To give a simple nontrivial example of this, the category of G-modules for a group G is isomorphic to the category of modules over the group ring Z[G], or the category of modules over a Lie algebra g is isomorphic to the category of modules over its enveloping algebra U(g), or the category of comodules over a finite-dimensional coalgebra C is isomorphic to the category of modules over the dual algebra C*.

Another series of examples of isomorphisms of categories is provided by equivalences between categories whose classes of objects are the same though morphisms are different but isomorphic. This includes equivalences between various quotient categories or localizations of a given category (which all have the same objects as the original category).

Here is another example of this kind. Let C be a category, R:C->C be a monad on C, and L:C->C be a functor left adjoint to C. Then L is a comonad. The categories of R-algebras and L-coalgebras in C can be quite different. However, one can consider the category of free R-algebras in C; this is a category whose objects are formally just the objects X of C while morphisms X->Y are the R-algebra morphisms R(X)->R(Y). Analogously one defines the category of cofree L-coalgebras in C whose objects are the objects X of C and morphisms are the L-coalgebra morphisms L(X)->L(Y). Then the categories of free R-algebras and cofree L-coalgebras are isomorphic; this is called the isomorphism of Kleisli categories.
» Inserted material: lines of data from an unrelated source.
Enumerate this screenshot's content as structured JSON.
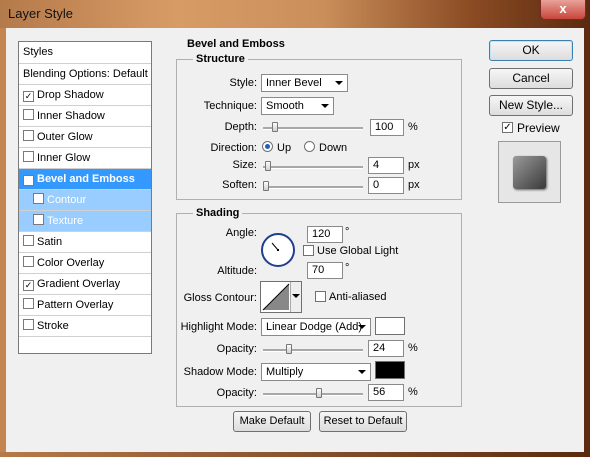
{
  "window": {
    "title": "Layer Style",
    "close_label": "x"
  },
  "styles_list": {
    "header": "Styles",
    "items": [
      {
        "label": "Blending Options: Default",
        "checkbox": false,
        "checked": false
      },
      {
        "label": "Drop Shadow",
        "checkbox": true,
        "checked": true
      },
      {
        "label": "Inner Shadow",
        "checkbox": true,
        "checked": false
      },
      {
        "label": "Outer Glow",
        "checkbox": true,
        "checked": false
      },
      {
        "label": "Inner Glow",
        "checkbox": true,
        "checked": false
      },
      {
        "label": "Bevel and Emboss",
        "checkbox": true,
        "checked": true,
        "selected": true
      },
      {
        "label": "Contour",
        "checkbox": true,
        "checked": false,
        "sub": true
      },
      {
        "label": "Texture",
        "checkbox": true,
        "checked": false,
        "sub": true
      },
      {
        "label": "Satin",
        "checkbox": true,
        "checked": false
      },
      {
        "label": "Color Overlay",
        "checkbox": true,
        "checked": false
      },
      {
        "label": "Gradient Overlay",
        "checkbox": true,
        "checked": true
      },
      {
        "label": "Pattern Overlay",
        "checkbox": true,
        "checked": false
      },
      {
        "label": "Stroke",
        "checkbox": true,
        "checked": false
      }
    ]
  },
  "bevel": {
    "title": "Bevel and Emboss",
    "structure": {
      "title": "Structure",
      "style_label": "Style:",
      "style_value": "Inner Bevel",
      "technique_label": "Technique:",
      "technique_value": "Smooth",
      "depth_label": "Depth:",
      "depth_value": "100",
      "depth_unit": "%",
      "depth_level": 0.1,
      "direction_label": "Direction:",
      "direction_up": "Up",
      "direction_down": "Down",
      "direction_selected": "Up",
      "size_label": "Size:",
      "size_value": "4",
      "size_unit": "px",
      "size_level": 0.02,
      "soften_label": "Soften:",
      "soften_value": "0",
      "soften_unit": "px",
      "soften_level": 0.0
    },
    "shading": {
      "title": "Shading",
      "angle_label": "Angle:",
      "angle_value": "120",
      "angle_unit": "°",
      "global_light_label": "Use Global Light",
      "global_light_checked": false,
      "altitude_label": "Altitude:",
      "altitude_value": "70",
      "altitude_unit": "°",
      "gloss_label": "Gloss Contour:",
      "anti_aliased_label": "Anti-aliased",
      "anti_aliased_checked": false,
      "highlight_mode_label": "Highlight Mode:",
      "highlight_mode_value": "Linear Dodge (Add)",
      "highlight_color": "#ffffff",
      "highlight_opacity_label": "Opacity:",
      "highlight_opacity_value": "24",
      "highlight_opacity_unit": "%",
      "highlight_opacity_level": 0.24,
      "shadow_mode_label": "Shadow Mode:",
      "shadow_mode_value": "Multiply",
      "shadow_color": "#000000",
      "shadow_opacity_label": "Opacity:",
      "shadow_opacity_value": "56",
      "shadow_opacity_unit": "%",
      "shadow_opacity_level": 0.56
    },
    "make_default_label": "Make Default",
    "reset_default_label": "Reset to Default"
  },
  "actions": {
    "ok_label": "OK",
    "cancel_label": "Cancel",
    "new_style_label": "New Style...",
    "preview_label": "Preview",
    "preview_checked": true
  }
}
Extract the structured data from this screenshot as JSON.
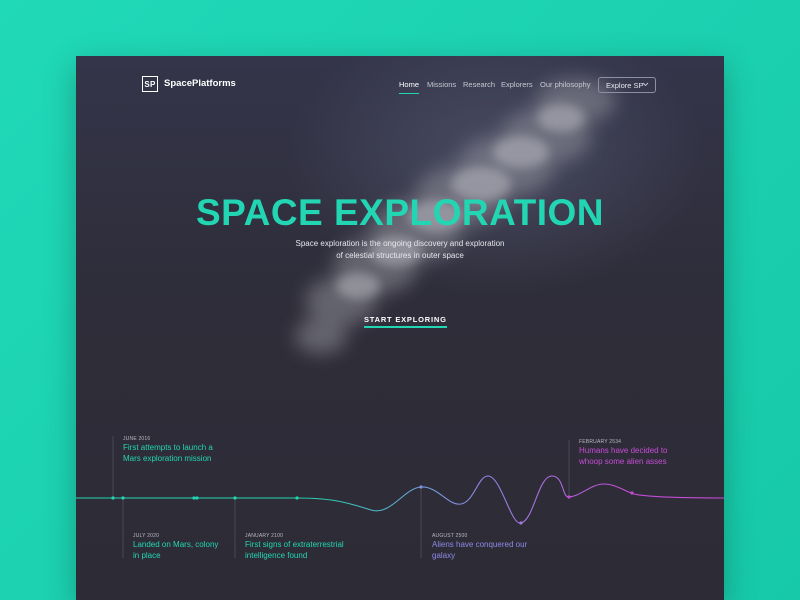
{
  "brand": {
    "logo_mark": "SP",
    "name": "SpacePlatforms"
  },
  "nav": {
    "items": [
      {
        "label": "Home",
        "active": true
      },
      {
        "label": "Missions",
        "active": false
      },
      {
        "label": "Research",
        "active": false
      },
      {
        "label": "Explorers",
        "active": false
      },
      {
        "label": "Our philosophy",
        "active": false
      }
    ],
    "explore_button": "Explore SP",
    "explore_icon": "chevron-down-icon"
  },
  "hero": {
    "title": "SPACE EXPLORATION",
    "subtitle_line1": "Space exploration is the ongoing discovery and exploration",
    "subtitle_line2": "of celestial structures in outer space",
    "cta": "START EXPLORING"
  },
  "timeline": {
    "events": [
      {
        "date": "JUNE 2016",
        "line1": "First attempts to launch a",
        "line2": "Mars exploration mission"
      },
      {
        "date": "JULY 2020",
        "line1": "Landed on Mars, colony",
        "line2": "in place"
      },
      {
        "date": "JANUARY 2100",
        "line1": "First signs of extraterrestrial",
        "line2": "intelligence found"
      },
      {
        "date": "AUGUST 2500",
        "line1": "Aliens have conquered our",
        "line2": "galaxy"
      },
      {
        "date": "FEBRUARY 2534",
        "line1": "Humans have decided to",
        "line2": "whoop some alien asses"
      }
    ]
  },
  "colors": {
    "accent": "#23d6b3",
    "background": "#2d2c36",
    "page": "#1fd5b5",
    "timeline_mid": "#8f88e6",
    "timeline_end": "#c64cd6"
  }
}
To give a concrete example of this, the categories of cofree left comodules and free left contramodules over a given coalgebra are isomorphic.

To compare, when L:C->C is a monad and R:C->C is right adjoint to L, then R is a comonad and the whole categories of L-algebras and R-coalgebras in C are isomorphic.